== YOUR ASSIGNMENT ==
Note each line in the data below that holds "JSON", and copy it.
DATASET RECORDS Start Marker
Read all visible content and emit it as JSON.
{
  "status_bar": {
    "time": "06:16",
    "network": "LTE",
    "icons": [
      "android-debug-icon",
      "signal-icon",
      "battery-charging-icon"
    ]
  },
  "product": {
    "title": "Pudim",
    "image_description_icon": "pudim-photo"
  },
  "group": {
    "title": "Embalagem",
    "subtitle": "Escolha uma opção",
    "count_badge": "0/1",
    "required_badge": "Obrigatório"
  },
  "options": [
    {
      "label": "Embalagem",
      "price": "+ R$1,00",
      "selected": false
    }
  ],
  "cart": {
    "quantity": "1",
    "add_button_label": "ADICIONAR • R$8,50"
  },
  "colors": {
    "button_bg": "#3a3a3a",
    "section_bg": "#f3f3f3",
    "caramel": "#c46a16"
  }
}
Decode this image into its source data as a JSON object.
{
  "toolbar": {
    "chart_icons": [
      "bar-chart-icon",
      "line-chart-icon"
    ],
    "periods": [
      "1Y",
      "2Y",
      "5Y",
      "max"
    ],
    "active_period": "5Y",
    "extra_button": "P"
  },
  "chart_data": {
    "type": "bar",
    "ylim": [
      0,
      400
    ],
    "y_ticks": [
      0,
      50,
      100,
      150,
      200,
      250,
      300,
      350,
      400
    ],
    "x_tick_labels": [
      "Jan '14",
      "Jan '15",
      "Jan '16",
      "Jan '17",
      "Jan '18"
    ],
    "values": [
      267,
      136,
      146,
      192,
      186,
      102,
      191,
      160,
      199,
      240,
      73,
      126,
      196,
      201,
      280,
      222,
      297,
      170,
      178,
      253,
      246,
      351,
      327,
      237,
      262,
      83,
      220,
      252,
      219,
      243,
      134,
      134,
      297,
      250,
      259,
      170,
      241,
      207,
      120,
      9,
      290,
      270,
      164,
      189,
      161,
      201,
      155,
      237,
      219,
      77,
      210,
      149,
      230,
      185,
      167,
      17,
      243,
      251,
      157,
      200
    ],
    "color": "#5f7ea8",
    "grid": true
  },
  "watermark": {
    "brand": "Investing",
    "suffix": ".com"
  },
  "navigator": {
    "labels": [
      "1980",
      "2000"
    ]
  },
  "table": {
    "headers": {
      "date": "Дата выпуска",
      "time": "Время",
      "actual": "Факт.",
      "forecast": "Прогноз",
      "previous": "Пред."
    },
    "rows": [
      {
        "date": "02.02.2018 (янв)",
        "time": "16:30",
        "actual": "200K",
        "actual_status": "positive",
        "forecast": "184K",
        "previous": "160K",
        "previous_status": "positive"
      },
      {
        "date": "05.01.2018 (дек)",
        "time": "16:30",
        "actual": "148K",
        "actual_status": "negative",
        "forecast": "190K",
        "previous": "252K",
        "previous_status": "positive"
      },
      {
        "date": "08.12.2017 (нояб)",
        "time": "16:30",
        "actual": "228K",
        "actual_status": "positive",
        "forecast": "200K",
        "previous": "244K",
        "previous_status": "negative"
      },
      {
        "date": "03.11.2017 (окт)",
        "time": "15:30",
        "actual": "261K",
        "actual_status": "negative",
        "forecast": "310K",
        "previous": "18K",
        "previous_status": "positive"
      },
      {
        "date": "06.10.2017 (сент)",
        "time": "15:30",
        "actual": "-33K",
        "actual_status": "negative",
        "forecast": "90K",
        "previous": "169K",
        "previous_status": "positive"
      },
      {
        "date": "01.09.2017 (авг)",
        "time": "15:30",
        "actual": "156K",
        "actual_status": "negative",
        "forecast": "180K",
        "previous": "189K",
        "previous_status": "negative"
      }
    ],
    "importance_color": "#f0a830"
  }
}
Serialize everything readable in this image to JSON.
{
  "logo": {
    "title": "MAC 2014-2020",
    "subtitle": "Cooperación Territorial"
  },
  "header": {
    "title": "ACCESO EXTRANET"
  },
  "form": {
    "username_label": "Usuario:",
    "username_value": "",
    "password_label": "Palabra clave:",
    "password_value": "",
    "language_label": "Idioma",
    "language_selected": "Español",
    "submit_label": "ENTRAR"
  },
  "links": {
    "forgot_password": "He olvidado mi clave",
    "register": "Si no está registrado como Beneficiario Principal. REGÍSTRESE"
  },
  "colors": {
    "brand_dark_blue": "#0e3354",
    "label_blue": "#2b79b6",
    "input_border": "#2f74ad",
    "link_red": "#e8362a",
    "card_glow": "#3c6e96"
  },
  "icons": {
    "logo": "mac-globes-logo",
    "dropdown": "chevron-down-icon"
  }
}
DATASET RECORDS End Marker
== EXERCISE OUTPUT ==
Read all visible content and emit it as JSON.
Decode this image into its source data as a JSON object.
Serialize everything readable in this image to JSON.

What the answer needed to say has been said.